Let’s face it, we all have our strengths and weaknesses in life. Just because you’re exceptional at product development, doesn’t mean that you’ll be any good at dealing with the priority matrix in your business, or designing marketing materials. One of the simplest ways to bridge the gap between your talents, and the areas where you struggle most, is to perform a personal “SWOT” analysis. SWOT (Strengths, weaknesses, opportunities, and threats) analysis is often a strategy that companies use to formulate a strategy for success.
Want to be a great product manager? The first thing to know is that by signing up for product management, you might have unwittingly signed up to become a professional juggler, as there are a lot of different balls you need to keep in the air. Product managers aren’t just there to give people ideas on what they should sell. Your task will be to move between countless release cycles and product features to make sure that every detail is perfect.
The term “customer experience” has seen a lot of buzz over recent months. As the age of the “empowered customer” begins with earnest, organizations are beginning to realize that the only way that they can truly differentiate themselves from their competitors, is to offer a unique, memorable experience to their customers. Unfortunately, the practices and methodologies that have emerged around customer experience can be a little confusing if you’re new to the area.
How to Help Your Team to Prioritize Their Activities When trying to find effective solutions for prioritization, productivity, and task management, you’ve probably heard the suggestion that you should make a priority matrix to help you list urgent items and important tasks. While there are a bevy of software and apps on the market today to help you with task management, you’ll still need to consider how to lead your small team with the minimal time you have to complete things.
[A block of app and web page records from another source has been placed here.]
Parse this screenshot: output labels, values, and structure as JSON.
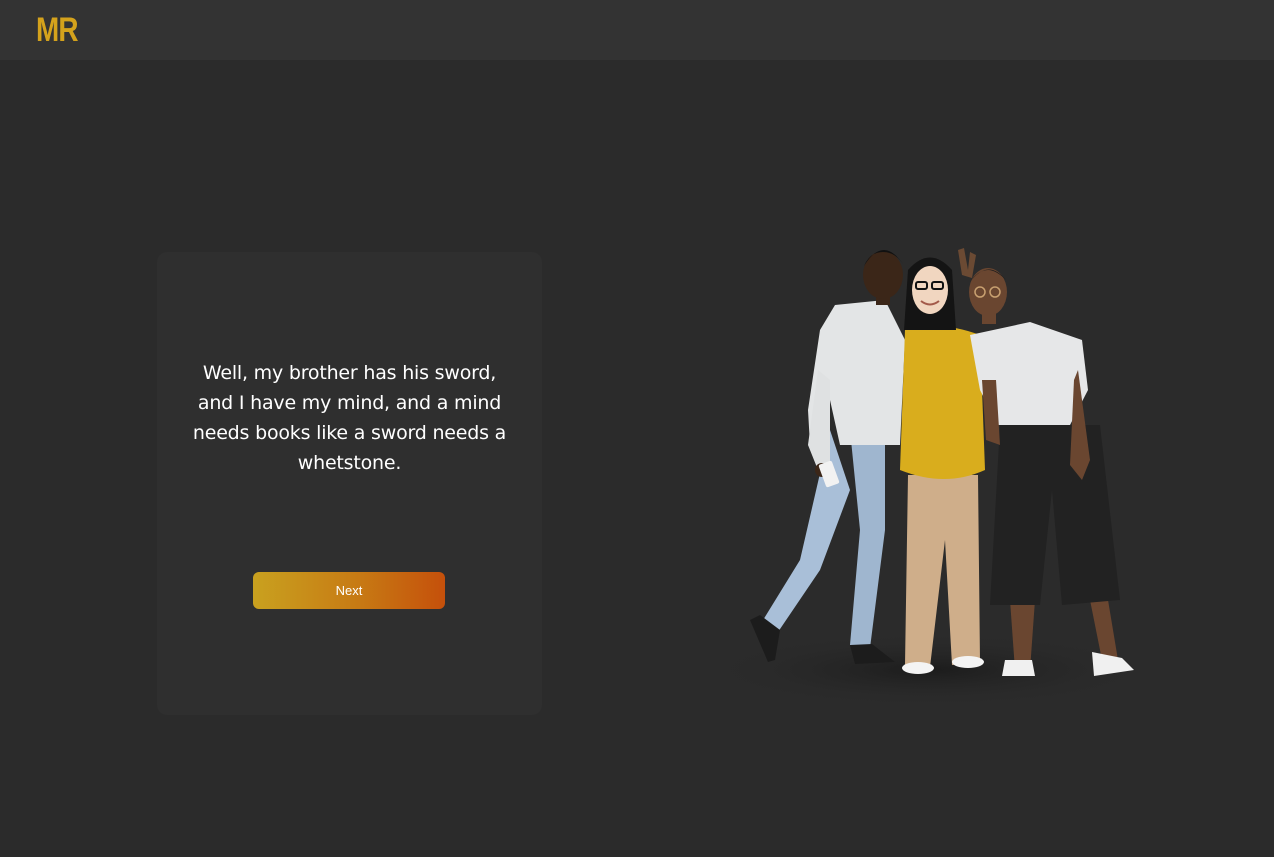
{
  "header": {
    "logo_text": "MR"
  },
  "card": {
    "quote": "Well, my brother has his sword, and I have my mind, and a mind needs books like a sword needs a whetstone.",
    "next_label": "Next"
  },
  "illustration": {
    "icon": "group-of-three-people-illustration"
  },
  "colors": {
    "background": "#2b2b2b",
    "topbar": "#333333",
    "card": "#2f2f2f",
    "brand": "#d4a21c",
    "button_start": "#c9a11f",
    "button_end": "#c5500b"
  }
}
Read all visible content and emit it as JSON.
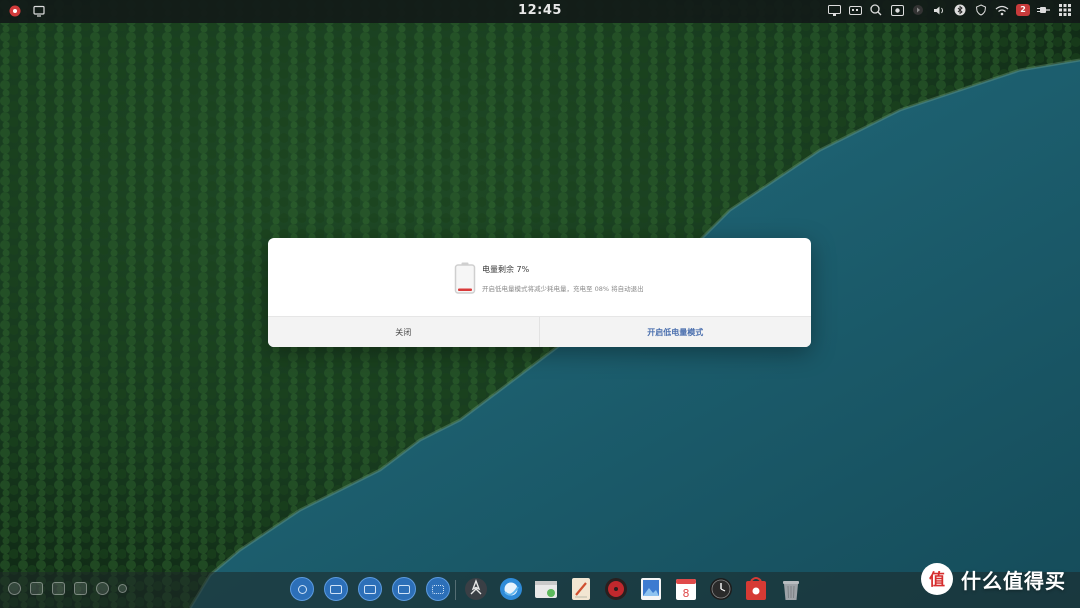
{
  "topbar": {
    "time": "12:45",
    "notification_count": "2",
    "left_icons": [
      "deepin-logo-icon",
      "screen-icon"
    ],
    "right_icons": [
      "display-icon",
      "keyboard-icon",
      "search-icon",
      "screen-record-icon",
      "media-icon",
      "volume-icon",
      "bluetooth-icon",
      "shield-icon",
      "wifi-icon",
      "notification-icon",
      "power-plug-icon",
      "launcher-grid-icon"
    ]
  },
  "dialog": {
    "title": "电量剩余 7%",
    "description": "开启低电量模式将减少耗电量，充电至 08% 将自动退出",
    "close_button": "关闭",
    "low_power_button": "开启低电量模式",
    "battery_level": 0.07,
    "colors": {
      "battery_fill": "#d93a3a",
      "primary_text": "#4a6fae"
    }
  },
  "dock": {
    "tray_icons": [
      "tray-item-1",
      "tray-item-2",
      "tray-item-3",
      "tray-item-4",
      "tray-item-5",
      "tray-item-6"
    ],
    "workspaces": [
      "workspace-1",
      "workspace-2",
      "workspace-3",
      "workspace-4",
      "workspace-5"
    ],
    "apps": [
      {
        "name": "multitasking-app",
        "icon": "rocket-icon"
      },
      {
        "name": "browser-app",
        "icon": "browser-icon"
      },
      {
        "name": "file-manager-app",
        "icon": "folder-icon"
      },
      {
        "name": "text-editor-app",
        "icon": "pen-icon"
      },
      {
        "name": "music-app",
        "icon": "music-icon"
      },
      {
        "name": "image-viewer-app",
        "icon": "image-icon"
      },
      {
        "name": "calendar-app",
        "icon": "calendar-icon",
        "label": "8"
      },
      {
        "name": "clock-app",
        "icon": "clock-icon"
      },
      {
        "name": "app-store-app",
        "icon": "store-icon"
      },
      {
        "name": "trash-app",
        "icon": "trash-icon"
      }
    ]
  },
  "watermark": {
    "text": "什么值得买",
    "logo_text": "值"
  }
}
The world of product planning can be a complicated one to understand. However, the good news, is that there are countless solutions out there that can make it easier for you to find your ultimate, ideal design. Because every exceptional design starts with research, you’ll need to find a way to gather, organize, and use your data to inform your product planning roadmap. With design thinking techniques like user interviews, contextual inquiries, user experience information, and competitive analysis, you can gather important data about your user pain points, preferences and motivations in a personal, yet effective way.